SAHARA BLUES X
They said my ancestors
wore sackclothes and raffias
of infectious nature,
that caused the outbreak
Of the black man disease.Polygamy.
So they brought chromatic strings
To beautify the nudity of our flesh
So men could dine with lust
And become dogs that are never satisfied.
SAHARA BLUES XI
I’ve seen homes
where dreams are lighted by poverty
and puffed out into oblivion
to cling to void air of nothingness. Homes
, where hopes are fed with smokes
pervading from ashes of bombed futures. Homes
, where foetuses seek to tango with death
even before the dance of delivery. These homes
are silent gladiators that inhibit the growth of posterity.
They are arsenals to kick start a revolution
at the demise of dusk.
MARABOUTS OF DOOM
Devious carnivores tieing turbans,
Tearing decorum of the Maghreb.
Heart steeled: dissipating mortals
With bogus pellets of martyrdom
Ancient caliphates they decimate.
Each dappled ruins tell gory tales
Of pouty vultures eating corpses,
Yet in their guts they still banter.
Hungry dust they solemnly satisfy
With remains of excavated graves
& blood of impeccable juveniles
Catalyzed by feral raids of impiety.
Innocent babies now motherless,
Drinking milks of their sly sisters–
Who now find daily nourishment
Betwixt the thighs of these carnivores

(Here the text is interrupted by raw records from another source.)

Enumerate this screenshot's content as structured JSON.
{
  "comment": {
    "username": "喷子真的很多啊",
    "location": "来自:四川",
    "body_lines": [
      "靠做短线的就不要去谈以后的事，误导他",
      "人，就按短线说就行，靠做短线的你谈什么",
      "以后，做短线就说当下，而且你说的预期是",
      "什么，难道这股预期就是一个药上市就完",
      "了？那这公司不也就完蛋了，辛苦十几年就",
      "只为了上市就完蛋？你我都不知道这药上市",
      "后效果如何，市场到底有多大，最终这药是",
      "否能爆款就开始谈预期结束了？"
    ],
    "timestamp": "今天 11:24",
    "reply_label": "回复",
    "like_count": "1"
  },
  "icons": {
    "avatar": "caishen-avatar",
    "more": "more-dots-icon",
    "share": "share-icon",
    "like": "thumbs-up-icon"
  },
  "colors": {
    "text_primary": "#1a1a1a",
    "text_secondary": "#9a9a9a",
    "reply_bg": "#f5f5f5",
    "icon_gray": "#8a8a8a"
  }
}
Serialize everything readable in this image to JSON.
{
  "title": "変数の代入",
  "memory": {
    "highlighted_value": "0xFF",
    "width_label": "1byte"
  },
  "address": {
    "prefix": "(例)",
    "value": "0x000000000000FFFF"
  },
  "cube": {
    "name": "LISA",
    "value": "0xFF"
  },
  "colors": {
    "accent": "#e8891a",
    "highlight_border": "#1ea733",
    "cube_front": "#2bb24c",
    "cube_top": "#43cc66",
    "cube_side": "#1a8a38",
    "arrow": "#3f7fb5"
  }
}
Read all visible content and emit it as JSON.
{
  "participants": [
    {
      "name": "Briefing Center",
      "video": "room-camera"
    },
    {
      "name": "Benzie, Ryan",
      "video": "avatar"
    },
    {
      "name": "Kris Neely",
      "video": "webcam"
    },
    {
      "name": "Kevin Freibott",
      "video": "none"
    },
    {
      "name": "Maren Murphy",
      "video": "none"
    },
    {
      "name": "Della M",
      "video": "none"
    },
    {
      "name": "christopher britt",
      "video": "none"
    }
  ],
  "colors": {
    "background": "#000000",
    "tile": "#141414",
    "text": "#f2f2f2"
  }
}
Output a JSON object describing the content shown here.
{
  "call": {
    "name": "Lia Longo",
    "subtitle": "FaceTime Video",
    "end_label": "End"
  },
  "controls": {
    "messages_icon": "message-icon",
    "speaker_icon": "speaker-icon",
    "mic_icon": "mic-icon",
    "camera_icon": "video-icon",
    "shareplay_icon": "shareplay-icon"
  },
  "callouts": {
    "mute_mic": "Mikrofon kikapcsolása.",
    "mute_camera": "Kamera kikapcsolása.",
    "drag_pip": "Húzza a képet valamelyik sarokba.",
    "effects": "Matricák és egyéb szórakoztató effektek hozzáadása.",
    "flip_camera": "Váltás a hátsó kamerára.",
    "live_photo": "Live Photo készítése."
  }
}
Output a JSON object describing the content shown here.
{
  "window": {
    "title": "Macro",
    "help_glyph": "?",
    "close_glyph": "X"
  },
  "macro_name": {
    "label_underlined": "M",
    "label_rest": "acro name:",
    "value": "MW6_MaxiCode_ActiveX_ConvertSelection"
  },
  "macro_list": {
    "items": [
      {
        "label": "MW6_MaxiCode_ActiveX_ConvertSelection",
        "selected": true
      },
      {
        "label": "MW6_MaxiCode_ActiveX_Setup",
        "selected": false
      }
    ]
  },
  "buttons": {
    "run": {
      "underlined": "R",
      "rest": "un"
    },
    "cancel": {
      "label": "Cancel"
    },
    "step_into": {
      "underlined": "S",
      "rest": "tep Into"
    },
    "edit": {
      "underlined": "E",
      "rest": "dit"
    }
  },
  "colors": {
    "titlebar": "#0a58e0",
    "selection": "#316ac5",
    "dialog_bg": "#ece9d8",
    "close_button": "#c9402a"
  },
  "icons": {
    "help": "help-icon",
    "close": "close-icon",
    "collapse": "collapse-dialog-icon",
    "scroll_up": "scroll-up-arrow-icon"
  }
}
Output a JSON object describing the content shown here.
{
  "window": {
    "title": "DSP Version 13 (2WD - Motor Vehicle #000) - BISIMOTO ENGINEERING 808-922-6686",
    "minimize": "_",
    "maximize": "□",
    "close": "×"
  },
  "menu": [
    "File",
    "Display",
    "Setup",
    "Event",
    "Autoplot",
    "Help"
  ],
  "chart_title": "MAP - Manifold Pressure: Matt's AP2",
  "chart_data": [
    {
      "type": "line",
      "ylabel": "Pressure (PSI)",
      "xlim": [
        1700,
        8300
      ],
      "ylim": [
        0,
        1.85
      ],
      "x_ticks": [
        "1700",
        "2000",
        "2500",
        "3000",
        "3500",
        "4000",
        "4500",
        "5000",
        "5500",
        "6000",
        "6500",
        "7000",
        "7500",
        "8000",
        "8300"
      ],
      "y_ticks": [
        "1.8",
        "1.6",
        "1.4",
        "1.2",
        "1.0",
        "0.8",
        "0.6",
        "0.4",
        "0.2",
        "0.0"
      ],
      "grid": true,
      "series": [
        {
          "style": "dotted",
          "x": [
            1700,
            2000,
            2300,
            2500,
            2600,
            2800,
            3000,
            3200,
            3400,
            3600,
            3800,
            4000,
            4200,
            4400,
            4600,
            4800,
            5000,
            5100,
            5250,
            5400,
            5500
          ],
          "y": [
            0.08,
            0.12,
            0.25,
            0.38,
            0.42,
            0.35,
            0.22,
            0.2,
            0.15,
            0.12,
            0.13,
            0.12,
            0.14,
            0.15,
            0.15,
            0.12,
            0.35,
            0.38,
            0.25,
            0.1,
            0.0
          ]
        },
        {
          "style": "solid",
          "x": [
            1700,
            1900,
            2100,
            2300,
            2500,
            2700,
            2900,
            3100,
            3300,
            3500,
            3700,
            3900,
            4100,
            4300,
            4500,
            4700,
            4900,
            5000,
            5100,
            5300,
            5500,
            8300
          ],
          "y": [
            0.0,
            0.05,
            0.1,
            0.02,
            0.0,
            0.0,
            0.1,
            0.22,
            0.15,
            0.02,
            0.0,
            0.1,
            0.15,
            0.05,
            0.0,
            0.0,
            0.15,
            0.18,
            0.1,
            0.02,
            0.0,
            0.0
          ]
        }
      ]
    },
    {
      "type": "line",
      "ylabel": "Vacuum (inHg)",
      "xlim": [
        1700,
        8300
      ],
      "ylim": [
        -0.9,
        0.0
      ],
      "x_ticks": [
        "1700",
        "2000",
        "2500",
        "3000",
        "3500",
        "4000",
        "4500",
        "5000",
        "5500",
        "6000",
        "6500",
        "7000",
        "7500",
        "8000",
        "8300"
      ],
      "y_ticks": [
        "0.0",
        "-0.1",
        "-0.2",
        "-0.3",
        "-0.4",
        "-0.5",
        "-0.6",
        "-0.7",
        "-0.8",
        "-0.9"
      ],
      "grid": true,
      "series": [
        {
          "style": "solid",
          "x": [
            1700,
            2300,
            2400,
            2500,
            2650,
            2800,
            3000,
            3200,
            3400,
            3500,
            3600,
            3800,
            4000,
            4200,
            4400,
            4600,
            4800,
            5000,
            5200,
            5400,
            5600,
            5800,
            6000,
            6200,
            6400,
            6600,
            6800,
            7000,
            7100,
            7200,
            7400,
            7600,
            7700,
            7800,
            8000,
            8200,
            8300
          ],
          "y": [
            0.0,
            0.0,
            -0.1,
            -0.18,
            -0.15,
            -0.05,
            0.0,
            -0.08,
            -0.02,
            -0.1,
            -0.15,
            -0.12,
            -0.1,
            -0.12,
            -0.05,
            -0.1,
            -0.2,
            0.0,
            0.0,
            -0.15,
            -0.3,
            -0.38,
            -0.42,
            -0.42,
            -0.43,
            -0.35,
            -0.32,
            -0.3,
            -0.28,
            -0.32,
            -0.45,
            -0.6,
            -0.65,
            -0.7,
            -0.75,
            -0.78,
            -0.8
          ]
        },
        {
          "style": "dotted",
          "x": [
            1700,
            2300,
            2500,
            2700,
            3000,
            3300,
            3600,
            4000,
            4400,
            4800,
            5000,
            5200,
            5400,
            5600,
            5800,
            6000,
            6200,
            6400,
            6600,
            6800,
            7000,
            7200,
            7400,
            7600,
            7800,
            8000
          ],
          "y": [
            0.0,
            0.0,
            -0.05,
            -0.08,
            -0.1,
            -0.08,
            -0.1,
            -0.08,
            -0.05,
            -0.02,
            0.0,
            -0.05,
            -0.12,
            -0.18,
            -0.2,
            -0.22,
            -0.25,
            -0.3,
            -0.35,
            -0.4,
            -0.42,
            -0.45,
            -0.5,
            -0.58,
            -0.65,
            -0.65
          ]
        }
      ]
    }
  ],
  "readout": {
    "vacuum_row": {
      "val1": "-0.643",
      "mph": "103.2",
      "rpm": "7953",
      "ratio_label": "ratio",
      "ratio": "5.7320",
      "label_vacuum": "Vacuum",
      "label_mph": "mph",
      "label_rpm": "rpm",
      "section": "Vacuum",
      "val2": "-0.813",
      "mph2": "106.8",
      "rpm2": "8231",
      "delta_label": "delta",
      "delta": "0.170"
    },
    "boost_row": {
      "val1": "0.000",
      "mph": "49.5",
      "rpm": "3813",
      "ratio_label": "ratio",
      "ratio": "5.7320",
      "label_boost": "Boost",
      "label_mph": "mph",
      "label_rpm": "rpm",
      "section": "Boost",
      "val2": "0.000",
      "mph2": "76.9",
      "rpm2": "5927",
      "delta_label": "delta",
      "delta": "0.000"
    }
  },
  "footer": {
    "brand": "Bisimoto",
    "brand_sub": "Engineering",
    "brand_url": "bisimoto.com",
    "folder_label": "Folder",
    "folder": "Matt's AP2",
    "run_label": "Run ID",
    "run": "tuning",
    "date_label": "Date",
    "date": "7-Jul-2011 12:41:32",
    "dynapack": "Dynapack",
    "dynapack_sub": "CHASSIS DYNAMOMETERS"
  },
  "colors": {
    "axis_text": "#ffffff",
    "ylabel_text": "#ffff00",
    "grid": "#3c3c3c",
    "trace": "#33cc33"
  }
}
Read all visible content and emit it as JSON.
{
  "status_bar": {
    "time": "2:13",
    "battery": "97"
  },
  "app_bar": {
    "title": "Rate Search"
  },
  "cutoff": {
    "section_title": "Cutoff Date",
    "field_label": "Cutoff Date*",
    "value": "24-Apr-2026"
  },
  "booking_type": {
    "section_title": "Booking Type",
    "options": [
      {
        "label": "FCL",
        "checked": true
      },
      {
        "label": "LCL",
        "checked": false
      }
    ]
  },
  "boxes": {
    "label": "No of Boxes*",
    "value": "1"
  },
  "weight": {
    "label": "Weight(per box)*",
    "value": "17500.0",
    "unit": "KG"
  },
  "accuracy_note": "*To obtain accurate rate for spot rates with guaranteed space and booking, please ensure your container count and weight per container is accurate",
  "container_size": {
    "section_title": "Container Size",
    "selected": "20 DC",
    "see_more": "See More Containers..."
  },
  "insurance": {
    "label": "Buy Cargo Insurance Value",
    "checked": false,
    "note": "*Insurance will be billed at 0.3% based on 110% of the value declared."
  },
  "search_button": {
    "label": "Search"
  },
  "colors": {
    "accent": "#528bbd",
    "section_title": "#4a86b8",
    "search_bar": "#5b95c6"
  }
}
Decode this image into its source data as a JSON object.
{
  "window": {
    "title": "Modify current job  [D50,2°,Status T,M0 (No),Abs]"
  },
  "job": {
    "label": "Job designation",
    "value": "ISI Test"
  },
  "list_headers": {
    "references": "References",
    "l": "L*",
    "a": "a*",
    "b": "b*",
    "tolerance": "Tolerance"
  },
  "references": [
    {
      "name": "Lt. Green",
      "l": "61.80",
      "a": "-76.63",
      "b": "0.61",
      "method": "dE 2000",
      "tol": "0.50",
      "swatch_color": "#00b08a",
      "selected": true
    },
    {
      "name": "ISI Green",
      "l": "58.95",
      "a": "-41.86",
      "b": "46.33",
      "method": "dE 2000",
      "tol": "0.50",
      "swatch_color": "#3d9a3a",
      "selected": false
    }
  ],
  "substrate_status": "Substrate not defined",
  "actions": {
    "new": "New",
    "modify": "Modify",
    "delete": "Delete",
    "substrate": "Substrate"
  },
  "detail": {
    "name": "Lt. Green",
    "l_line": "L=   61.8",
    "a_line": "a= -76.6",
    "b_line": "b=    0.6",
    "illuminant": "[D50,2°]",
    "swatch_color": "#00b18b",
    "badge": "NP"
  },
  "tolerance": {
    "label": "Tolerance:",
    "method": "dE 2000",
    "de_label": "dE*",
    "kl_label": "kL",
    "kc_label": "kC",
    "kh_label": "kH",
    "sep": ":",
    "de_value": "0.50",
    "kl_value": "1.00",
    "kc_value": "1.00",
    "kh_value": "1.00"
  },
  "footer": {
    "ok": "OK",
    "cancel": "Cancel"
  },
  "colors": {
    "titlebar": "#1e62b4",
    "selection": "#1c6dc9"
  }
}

Ajise Vincent is a Nigerian Poet. His poem “Song of a Progeny” was a shortlisted poem at the Korea- Nigeria Poetry feast, 2015. His works have been published in London grip magazine, Kalahari Review, Sakonfa literary magazine, AfricanWriter, Indian periodical, Social Justice Poetry, I Am Not a Silent Poet, Afrikana ng, Poetry Pacific, The Poet Community, Whispers, Commonline Journal, Novel Afrique, Black Boy Review, Tuck Magazine and various literary outlets. He is currently finishing up a major in Economics at the University